"Byron is sort of a B.A. descendent, and he (Arians) is sort of a ghostly legend in this building here," Rosen said. "I think he's putting in some new stuff but also pulling on some past knowledge. I am looking forward to what we are about to do with him."
Leftwich, like Rosen, was a first-round draft pick at quarterback, chosen seventh overall out of Marshall by Jacksonville in 2003. He played 10 seasons in the NFL, the last three with Pittsburgh. Arians was the Steelers' offensive coordinator for two of those seasons, and they developed a bond that continues to this day.
When he finally convinced Leftwich to take a coaching job, Arians let him call plays last year for a pair of preseason games.
"He was outstanding," Arians said in an interview on Arizona Sports 98.7 FM. "He was always a play ahead. You could tell he was a quarterback and a really, really smart one. He had such a great rapport in that room. I know Carson Palmer leaned on him heavily."
Leftwich inherits an offense that ranks last in the NFL in total yards and yards rushing and next-to-last in yards passing. Just what alterations he can make for Sunday's game against San Francisco is uncertain.

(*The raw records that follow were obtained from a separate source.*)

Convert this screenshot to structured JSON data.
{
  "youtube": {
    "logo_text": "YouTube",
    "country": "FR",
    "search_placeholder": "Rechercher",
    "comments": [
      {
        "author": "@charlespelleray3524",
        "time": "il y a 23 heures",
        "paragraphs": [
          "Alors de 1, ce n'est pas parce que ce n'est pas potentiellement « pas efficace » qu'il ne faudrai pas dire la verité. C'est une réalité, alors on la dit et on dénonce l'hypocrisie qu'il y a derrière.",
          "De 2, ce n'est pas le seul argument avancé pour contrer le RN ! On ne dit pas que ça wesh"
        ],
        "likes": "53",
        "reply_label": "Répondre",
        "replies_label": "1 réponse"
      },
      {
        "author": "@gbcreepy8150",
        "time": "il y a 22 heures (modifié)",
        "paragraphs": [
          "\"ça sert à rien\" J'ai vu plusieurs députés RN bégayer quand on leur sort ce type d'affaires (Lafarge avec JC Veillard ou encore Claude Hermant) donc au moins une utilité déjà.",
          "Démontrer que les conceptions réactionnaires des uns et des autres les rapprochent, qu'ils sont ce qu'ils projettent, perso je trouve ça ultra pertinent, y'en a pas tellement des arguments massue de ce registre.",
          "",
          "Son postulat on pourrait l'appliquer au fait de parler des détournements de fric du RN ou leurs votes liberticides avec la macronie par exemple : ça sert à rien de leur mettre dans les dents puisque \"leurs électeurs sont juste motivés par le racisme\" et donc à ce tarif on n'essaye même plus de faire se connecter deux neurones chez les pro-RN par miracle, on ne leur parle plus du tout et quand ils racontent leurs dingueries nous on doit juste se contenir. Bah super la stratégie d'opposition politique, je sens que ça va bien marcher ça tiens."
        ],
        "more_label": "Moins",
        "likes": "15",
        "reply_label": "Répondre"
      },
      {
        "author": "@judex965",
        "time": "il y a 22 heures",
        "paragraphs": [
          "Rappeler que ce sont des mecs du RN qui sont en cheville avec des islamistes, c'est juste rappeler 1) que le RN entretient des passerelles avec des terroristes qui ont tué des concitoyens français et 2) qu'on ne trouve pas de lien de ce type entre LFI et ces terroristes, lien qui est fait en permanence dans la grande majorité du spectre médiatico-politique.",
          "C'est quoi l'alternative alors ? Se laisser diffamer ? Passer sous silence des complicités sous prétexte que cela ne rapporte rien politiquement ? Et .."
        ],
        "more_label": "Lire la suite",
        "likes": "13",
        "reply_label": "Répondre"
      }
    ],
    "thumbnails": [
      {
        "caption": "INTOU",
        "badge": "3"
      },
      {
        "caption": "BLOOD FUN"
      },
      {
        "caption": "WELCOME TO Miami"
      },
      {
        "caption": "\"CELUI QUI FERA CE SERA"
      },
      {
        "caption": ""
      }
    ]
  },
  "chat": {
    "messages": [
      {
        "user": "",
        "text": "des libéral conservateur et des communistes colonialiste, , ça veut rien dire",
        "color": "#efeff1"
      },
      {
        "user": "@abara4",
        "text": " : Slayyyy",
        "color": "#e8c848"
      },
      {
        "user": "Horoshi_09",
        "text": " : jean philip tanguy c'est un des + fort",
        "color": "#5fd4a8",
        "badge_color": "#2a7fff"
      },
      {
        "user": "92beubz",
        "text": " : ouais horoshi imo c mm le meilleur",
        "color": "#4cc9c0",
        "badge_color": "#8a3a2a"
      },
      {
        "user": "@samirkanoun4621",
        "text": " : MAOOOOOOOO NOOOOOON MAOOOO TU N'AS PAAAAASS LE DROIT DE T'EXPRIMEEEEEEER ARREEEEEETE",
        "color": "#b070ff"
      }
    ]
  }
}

"It's tough to change a lot in a week but there is things that we can do," Leftwich said. "It's not really about doing a bunch of different stuff. It's about getting these guys. It's about Josh, it's about the growth of Josh but it's about the other 10 guys also. We've just got to play better and we've got to practice better."
His main focus is the development of Rosen.
"I mean he's a young quarterback. This kid's 21 years old. This is the National Football League," Leftwich said. "I've been there. I know what he's going through. I know what he's thinking. We're just trying to get him there, get him there as quickly as possible, getting him there as safe as possible and just teach him the things that he's going to need to play consistently for a long time in this league."
Leftwich said his playing career mirrored that of Rosen in the early years.
"I really like this kid," he said. "I think this kid can really play football."
Leftwich is Rosen's fifth offensive coordinator in the past four years.
"It's not fun. If I could prefer it, I would have one offense, but that's not really how it all worked out," Rosen said. "So, I'm just going to do the best I can with what I've got."
But Leftwich said he's not throwing a lot of new material at Rosen.
"I'm not changing this thing up," he said. "I'm not going to put this kid in a situation where he's out there and doesn't have an understanding of what he's doing. I'm just trying to give him a better understanding of what he's doing, just put him in better positions so he can have a lot of success in this league."
Arians, in his radio interview, had one prediction for the Leftwich offense.
"One thing I'll bet," Arians said. "It's a very teachable game plan and the guys will know exactly what's expected of them."